- Fig. 9. The sequence of milestones leading to the structural solution of a phage regulatory protein. Single protein crystals causes X-rays to be diffracted (a) a series of these diffraction patterns are collected as a data set. This structure (c) was solved in combination with a derivative data set, and is shown here as a cartoon.
Elements within the structure may be seen to account for the proteins function such as catalysis. Several themes have emerged from this work, which are the study of hyaluronate lyase which help the phage transcend the bacterial hyaluronic acid capsule, the mechanisms of bacterial endolysins and the Spd1 DNase1 virulence factor (Figure 10.a and b).
Our general interests include the structure and mechanisms of carbohydrate active enzymes, particularly protein domains which bind to “non classical signature sugars”. These are typically associated with the cell walls of some problematic bacteria such as S. pyogenes. Specific interactions between these sugars may be used as the basis for a rapid identification technique, but little is known about how it works on a molecular level. Other past work includes the carbon fixing enzymes of the ribulose monophosphate pathway, enzymes which break down plant polysaccharides and enzymes involved in the deglycosylation of proteins.
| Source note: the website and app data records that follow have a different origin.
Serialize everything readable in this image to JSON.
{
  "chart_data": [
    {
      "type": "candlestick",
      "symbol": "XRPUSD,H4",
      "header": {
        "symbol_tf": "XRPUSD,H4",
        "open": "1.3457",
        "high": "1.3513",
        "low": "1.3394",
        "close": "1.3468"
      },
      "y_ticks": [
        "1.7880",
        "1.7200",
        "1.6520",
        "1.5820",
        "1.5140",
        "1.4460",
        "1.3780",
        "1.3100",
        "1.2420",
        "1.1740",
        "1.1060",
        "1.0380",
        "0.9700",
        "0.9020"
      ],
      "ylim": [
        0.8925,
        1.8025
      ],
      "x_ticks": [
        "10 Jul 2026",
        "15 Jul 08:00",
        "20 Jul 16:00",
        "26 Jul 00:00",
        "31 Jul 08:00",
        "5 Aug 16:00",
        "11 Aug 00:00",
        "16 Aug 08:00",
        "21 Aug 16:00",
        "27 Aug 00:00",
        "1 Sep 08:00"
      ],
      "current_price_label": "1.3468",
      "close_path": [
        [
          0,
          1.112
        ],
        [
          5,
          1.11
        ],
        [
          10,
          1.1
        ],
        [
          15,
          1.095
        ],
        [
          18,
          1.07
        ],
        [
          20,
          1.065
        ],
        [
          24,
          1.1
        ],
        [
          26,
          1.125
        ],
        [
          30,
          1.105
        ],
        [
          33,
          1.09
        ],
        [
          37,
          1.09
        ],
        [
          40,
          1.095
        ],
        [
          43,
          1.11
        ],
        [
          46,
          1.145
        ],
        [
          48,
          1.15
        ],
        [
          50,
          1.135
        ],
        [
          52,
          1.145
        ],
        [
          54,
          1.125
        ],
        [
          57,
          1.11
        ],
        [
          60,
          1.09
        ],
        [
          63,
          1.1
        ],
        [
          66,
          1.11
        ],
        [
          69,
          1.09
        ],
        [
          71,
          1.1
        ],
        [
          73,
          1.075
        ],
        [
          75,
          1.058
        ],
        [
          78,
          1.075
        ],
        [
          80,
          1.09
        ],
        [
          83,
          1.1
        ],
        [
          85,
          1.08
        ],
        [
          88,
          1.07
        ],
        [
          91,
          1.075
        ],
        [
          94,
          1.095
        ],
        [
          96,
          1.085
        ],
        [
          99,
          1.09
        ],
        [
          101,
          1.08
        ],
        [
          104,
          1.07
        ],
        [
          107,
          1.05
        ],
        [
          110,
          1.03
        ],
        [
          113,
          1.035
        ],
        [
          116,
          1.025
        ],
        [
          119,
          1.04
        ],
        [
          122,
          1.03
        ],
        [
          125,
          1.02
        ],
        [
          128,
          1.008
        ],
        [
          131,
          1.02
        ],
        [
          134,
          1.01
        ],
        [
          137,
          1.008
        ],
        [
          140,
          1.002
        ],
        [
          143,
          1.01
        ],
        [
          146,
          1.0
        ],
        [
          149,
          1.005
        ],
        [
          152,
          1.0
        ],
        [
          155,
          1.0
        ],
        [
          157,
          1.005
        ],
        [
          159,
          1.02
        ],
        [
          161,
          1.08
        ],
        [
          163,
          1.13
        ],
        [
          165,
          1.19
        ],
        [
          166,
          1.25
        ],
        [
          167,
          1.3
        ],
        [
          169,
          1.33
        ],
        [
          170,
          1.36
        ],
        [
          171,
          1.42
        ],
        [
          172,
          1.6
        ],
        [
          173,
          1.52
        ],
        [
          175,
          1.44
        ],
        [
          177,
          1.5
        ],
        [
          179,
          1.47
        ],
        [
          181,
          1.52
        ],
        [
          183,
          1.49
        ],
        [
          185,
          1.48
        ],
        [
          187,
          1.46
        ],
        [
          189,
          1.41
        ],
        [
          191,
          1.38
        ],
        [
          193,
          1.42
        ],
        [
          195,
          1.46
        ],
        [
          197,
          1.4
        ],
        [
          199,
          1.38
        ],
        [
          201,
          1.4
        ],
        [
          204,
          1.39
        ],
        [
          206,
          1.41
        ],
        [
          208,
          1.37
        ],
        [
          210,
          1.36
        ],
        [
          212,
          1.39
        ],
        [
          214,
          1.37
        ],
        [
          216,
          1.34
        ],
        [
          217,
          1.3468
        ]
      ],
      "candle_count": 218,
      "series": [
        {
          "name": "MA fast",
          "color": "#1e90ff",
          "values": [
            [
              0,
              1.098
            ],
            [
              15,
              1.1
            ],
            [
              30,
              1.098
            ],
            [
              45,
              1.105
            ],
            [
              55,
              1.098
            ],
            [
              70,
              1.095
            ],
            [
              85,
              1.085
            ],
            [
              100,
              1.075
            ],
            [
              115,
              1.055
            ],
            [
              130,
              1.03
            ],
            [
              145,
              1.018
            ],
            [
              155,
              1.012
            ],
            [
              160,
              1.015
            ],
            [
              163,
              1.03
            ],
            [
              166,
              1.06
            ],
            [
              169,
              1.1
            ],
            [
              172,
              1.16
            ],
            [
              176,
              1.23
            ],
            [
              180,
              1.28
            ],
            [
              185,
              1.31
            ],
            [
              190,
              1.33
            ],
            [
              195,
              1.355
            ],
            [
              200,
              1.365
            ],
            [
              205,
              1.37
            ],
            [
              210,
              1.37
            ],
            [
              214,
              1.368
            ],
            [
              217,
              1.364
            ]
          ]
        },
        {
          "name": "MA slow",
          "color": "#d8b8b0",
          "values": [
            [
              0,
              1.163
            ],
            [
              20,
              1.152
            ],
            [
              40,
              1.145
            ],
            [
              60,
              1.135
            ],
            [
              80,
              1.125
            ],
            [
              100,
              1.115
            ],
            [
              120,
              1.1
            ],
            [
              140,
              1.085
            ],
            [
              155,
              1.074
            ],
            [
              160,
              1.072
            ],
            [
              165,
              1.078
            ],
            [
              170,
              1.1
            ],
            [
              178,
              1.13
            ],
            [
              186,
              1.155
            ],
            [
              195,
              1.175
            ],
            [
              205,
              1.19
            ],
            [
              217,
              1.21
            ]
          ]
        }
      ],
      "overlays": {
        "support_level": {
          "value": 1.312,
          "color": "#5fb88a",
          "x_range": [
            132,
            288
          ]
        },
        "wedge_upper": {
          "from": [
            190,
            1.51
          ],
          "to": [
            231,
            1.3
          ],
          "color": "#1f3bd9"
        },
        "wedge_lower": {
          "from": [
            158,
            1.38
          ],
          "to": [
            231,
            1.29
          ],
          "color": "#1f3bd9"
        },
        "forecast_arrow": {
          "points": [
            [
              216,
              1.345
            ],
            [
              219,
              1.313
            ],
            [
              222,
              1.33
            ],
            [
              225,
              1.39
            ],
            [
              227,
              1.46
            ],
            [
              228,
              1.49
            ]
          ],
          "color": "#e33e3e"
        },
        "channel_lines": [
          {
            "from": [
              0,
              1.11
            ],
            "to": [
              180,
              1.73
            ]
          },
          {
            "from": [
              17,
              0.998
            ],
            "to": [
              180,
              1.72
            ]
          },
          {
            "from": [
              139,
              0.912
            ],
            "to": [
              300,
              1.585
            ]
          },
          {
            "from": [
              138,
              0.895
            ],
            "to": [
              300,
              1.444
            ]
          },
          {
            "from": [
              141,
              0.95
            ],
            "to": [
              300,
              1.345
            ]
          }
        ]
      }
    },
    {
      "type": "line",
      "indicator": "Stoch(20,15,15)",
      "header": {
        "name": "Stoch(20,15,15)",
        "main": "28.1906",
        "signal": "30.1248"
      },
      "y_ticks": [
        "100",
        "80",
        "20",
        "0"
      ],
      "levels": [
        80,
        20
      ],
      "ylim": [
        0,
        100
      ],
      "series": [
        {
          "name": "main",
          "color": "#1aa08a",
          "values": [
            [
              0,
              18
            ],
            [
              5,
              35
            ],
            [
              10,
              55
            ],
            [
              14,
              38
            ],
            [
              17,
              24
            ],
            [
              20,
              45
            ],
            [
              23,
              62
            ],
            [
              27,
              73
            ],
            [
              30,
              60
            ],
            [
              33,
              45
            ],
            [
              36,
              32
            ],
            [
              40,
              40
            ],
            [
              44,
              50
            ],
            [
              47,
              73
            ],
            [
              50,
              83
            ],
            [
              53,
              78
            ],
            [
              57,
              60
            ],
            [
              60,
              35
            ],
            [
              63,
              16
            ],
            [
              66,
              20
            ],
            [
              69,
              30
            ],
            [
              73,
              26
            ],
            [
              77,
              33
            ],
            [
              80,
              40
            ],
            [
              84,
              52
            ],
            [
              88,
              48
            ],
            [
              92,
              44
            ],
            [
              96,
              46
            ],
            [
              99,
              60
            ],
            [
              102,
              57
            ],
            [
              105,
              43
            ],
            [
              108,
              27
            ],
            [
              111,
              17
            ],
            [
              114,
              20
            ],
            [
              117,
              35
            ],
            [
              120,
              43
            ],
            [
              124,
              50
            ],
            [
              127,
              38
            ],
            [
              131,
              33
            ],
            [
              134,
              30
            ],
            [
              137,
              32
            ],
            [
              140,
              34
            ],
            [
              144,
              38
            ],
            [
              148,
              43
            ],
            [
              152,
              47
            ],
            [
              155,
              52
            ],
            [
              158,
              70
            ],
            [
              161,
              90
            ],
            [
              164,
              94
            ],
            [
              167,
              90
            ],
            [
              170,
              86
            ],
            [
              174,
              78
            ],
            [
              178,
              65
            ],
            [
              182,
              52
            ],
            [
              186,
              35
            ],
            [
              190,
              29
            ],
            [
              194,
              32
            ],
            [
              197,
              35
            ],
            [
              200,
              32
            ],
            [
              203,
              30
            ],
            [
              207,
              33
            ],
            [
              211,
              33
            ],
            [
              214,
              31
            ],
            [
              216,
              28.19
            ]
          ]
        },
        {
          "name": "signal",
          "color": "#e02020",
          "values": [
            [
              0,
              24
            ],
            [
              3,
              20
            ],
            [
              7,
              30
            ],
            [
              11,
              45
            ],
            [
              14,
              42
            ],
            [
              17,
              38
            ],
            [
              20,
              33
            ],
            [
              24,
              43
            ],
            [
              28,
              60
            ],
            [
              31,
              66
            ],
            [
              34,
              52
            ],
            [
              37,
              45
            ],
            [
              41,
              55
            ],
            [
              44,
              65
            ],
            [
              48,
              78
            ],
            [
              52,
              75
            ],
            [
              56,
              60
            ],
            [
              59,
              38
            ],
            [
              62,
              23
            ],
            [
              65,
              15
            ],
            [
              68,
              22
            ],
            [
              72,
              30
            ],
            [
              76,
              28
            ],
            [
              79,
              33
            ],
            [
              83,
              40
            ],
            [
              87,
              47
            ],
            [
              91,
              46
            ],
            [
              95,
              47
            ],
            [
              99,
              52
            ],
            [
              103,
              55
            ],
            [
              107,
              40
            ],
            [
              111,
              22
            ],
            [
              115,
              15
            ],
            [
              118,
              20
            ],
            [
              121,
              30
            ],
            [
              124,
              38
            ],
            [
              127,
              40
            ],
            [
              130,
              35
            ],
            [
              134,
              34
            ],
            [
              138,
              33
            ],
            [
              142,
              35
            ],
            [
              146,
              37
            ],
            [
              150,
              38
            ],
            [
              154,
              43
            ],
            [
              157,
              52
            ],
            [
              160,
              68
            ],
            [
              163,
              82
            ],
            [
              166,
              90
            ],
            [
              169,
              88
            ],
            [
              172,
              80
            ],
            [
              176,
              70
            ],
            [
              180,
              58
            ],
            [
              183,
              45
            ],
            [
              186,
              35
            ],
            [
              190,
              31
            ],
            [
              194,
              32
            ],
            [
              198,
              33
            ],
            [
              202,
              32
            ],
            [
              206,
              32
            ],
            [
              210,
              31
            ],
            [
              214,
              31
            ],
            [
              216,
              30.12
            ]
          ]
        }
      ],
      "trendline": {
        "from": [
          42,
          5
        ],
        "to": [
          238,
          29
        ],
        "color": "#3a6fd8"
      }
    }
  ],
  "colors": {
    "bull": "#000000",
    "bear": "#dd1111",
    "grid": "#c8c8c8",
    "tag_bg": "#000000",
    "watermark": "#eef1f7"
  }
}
- Parmar, A., Iyer, A., et al. (2017) “Syntheses of potent teixobactin analogues against methicillin-resistant Staphylococcus aureus (MRSA) through the replacement of L-allo-enduracididine with its isosteres”. Chemical Communications
- Parmar, A., Prior, S. H., et al. (2017) Defining the molecular structure of teixobactin analogues and understanding their role in antibacterial activities. Chemical Communications 53, 2016-2019
- Parmar, A., Iyer,A., et al. (2016) Efficient total syntheses and biological activities of two teixobactin analogues. Chemical Communications 52, 6060-6063
- Korczynska, J.E., Turkenburg, J.P. and Taylor, E.J. (2011) The structural characterisation of a prophage encoded extracellular DNase from Streptococcus pyogenes. Nucleic Acids Research, doi:10.1093/nar/gkr789.
- Hemsworth, G., Taylor, E.J et al. (2013). The copper active site of CBM33 polysaccharide oxygenases. J Am Chem Soc. 135 (16), 6069–6077.